Pictures stay out, but every line of the data is copied exactly.
#### DATASET EXCERPTS ####
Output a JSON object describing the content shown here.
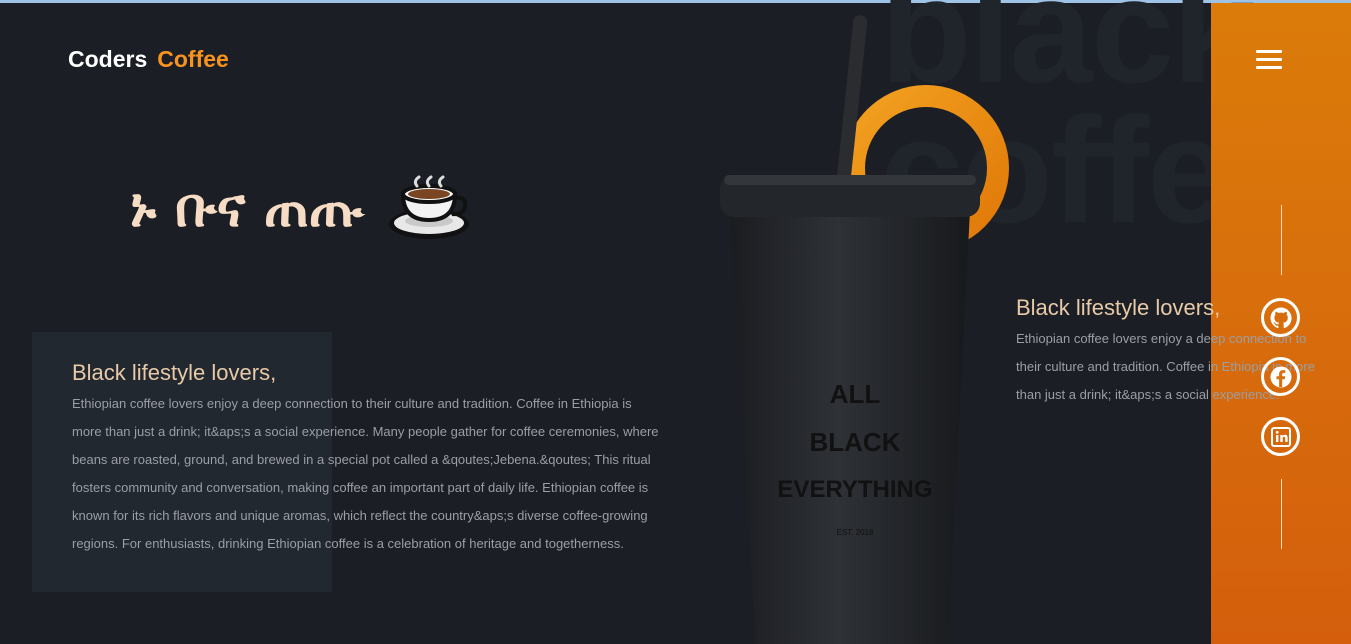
{
  "brand": {
    "part1": "Coders",
    "part2": "Coffee"
  },
  "background_word": "black\ncoffee",
  "headline": {
    "text": "ኑ ቡና ጠጡ",
    "emoji": "☕"
  },
  "cup": {
    "line1": "ALL",
    "line2": "BLACK",
    "line3": "EVERYTHING",
    "est": "EST. 2018"
  },
  "section_left": {
    "title": "Black lifestyle lovers,",
    "body": "Ethiopian coffee lovers enjoy a deep connection to their culture and tradition. Coffee in Ethiopia is more than just a drink; it&aps;s a social experience. Many people gather for coffee ceremonies, where beans are roasted, ground, and brewed in a special pot called a &qoutes;Jebena.&qoutes; This ritual fosters community and conversation, making coffee an important part of daily life. Ethiopian coffee is known for its rich flavors and unique aromas, which reflect the country&aps;s diverse coffee-growing regions. For enthusiasts, drinking Ethiopian coffee is a celebration of heritage and togetherness."
  },
  "section_right": {
    "title": "Black lifestyle lovers,",
    "body": "Ethiopian coffee lovers enjoy a deep connection to their culture and tradition. Coffee in Ethiopia is more than just a drink; it&aps;s a social experience."
  },
  "sidebar": {
    "menu_icon": "hamburger-menu-icon",
    "social": [
      {
        "name": "github-icon"
      },
      {
        "name": "facebook-icon"
      },
      {
        "name": "linkedin-icon"
      }
    ]
  },
  "colors": {
    "accent": "#f7931e",
    "sidebar": "#d76a0c",
    "background": "#1b1f25"
  }
}
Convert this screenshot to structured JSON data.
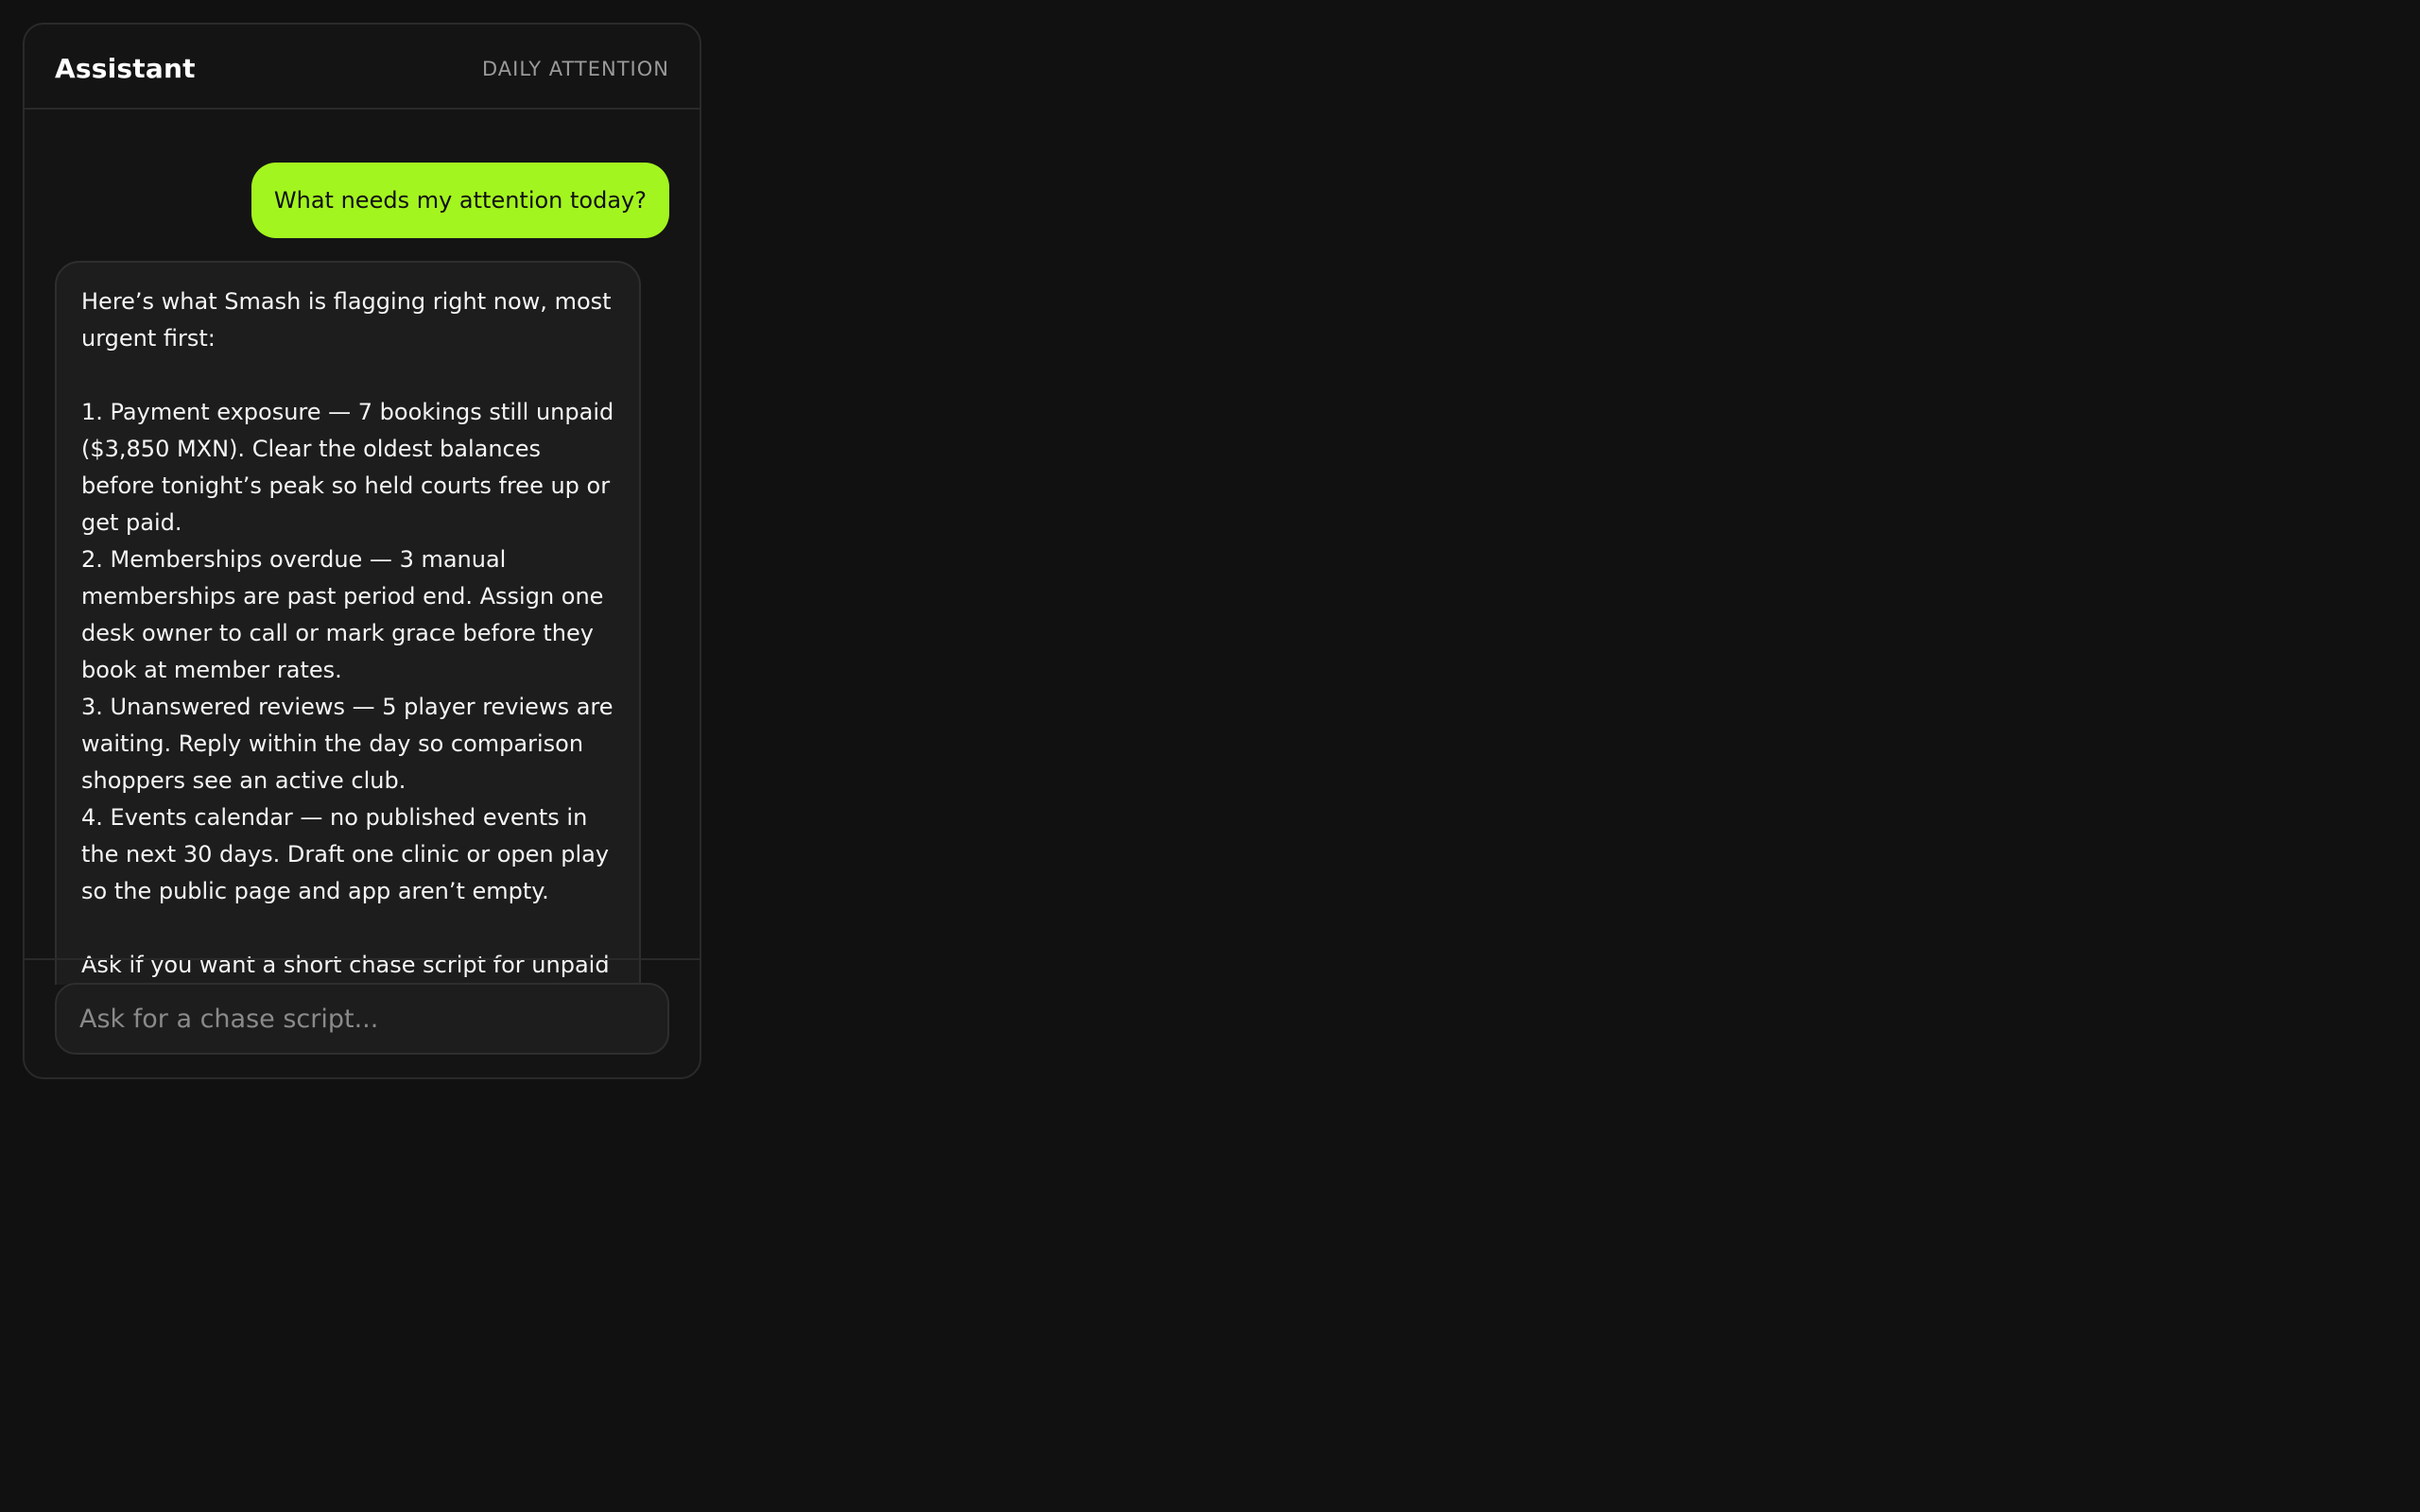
{
  "header": {
    "title": "Assistant",
    "subtitle": "DAILY ATTENTION"
  },
  "messages": {
    "user": "What needs my attention today?",
    "assistant": {
      "intro": "Here’s what Smash is flagging right now, most urgent first:",
      "items": [
        "1. Payment exposure — 7 bookings still unpaid ($3,850 MXN). Clear the oldest balances before tonight’s peak so held courts free up or get paid.",
        "2. Memberships overdue — 3 manual memberships are past period end. Assign one desk owner to call or mark grace before they book at member rates.",
        "3. Unanswered reviews — 5 player reviews are waiting. Reply within the day so comparison shoppers see an active club.",
        "4. Events calendar — no published events in the next 30 days. Draft one clinic or open play so the public page and app aren’t empty."
      ],
      "outro": "Ask if you want a short chase script for unpaid bookings, or ideas for a midweek event."
    }
  },
  "composer": {
    "placeholder": "Ask for a chase script..."
  },
  "colors": {
    "accent": "#a3f51f",
    "background": "#111111",
    "panel": "#141414",
    "bubble": "#1d1d1d"
  }
}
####
EXERCISE RESULT:
Output a JSON object describing the content shown here.
{
  "brand": {
    "part1": "Coders",
    "part2": "Coffee"
  },
  "background_word": "black\ncoffee",
  "headline": {
    "text": "ኑ ቡና ጠጡ",
    "emoji": "☕"
  },
  "cup": {
    "line1": "ALL",
    "line2": "BLACK",
    "line3": "EVERYTHING",
    "est": "EST. 2018"
  },
  "section_left": {
    "title": "Black lifestyle lovers,",
    "body": "Ethiopian coffee lovers enjoy a deep connection to their culture and tradition. Coffee in Ethiopia is more than just a drink; it&aps;s a social experience. Many people gather for coffee ceremonies, where beans are roasted, ground, and brewed in a special pot called a &qoutes;Jebena.&qoutes; This ritual fosters community and conversation, making coffee an important part of daily life. Ethiopian coffee is known for its rich flavors and unique aromas, which reflect the country&aps;s diverse coffee-growing regions. For enthusiasts, drinking Ethiopian coffee is a celebration of heritage and togetherness."
  },
  "section_right": {
    "title": "Black lifestyle lovers,",
    "body": "Ethiopian coffee lovers enjoy a deep connection to their culture and tradition. Coffee in Ethiopia is more than just a drink; it&aps;s a social experience."
  },
  "sidebar": {
    "menu_icon": "hamburger-menu-icon",
    "social": [
      {
        "name": "github-icon"
      },
      {
        "name": "facebook-icon"
      },
      {
        "name": "linkedin-icon"
      }
    ]
  },
  "colors": {
    "accent": "#f7931e",
    "sidebar": "#d76a0c",
    "background": "#1b1f25"
  }
}
Convert this screenshot to structured JSON data.
{
  "header": {
    "title": "Assistant",
    "subtitle": "DAILY ATTENTION"
  },
  "messages": {
    "user": "What needs my attention today?",
    "assistant": {
      "intro": "Here’s what Smash is flagging right now, most urgent first:",
      "items": [
        "1. Payment exposure — 7 bookings still unpaid ($3,850 MXN). Clear the oldest balances before tonight’s peak so held courts free up or get paid.",
        "2. Memberships overdue — 3 manual memberships are past period end. Assign one desk owner to call or mark grace before they book at member rates.",
        "3. Unanswered reviews — 5 player reviews are waiting. Reply within the day so comparison shoppers see an active club.",
        "4. Events calendar — no published events in the next 30 days. Draft one clinic or open play so the public page and app aren’t empty."
      ],
      "outro": "Ask if you want a short chase script for unpaid bookings, or ideas for a midweek event."
    }
  },
  "composer": {
    "placeholder": "Ask for a chase script..."
  },
  "colors": {
    "accent": "#a3f51f",
    "background": "#111111",
    "panel": "#141414",
    "bubble": "#1d1d1d"
  }
}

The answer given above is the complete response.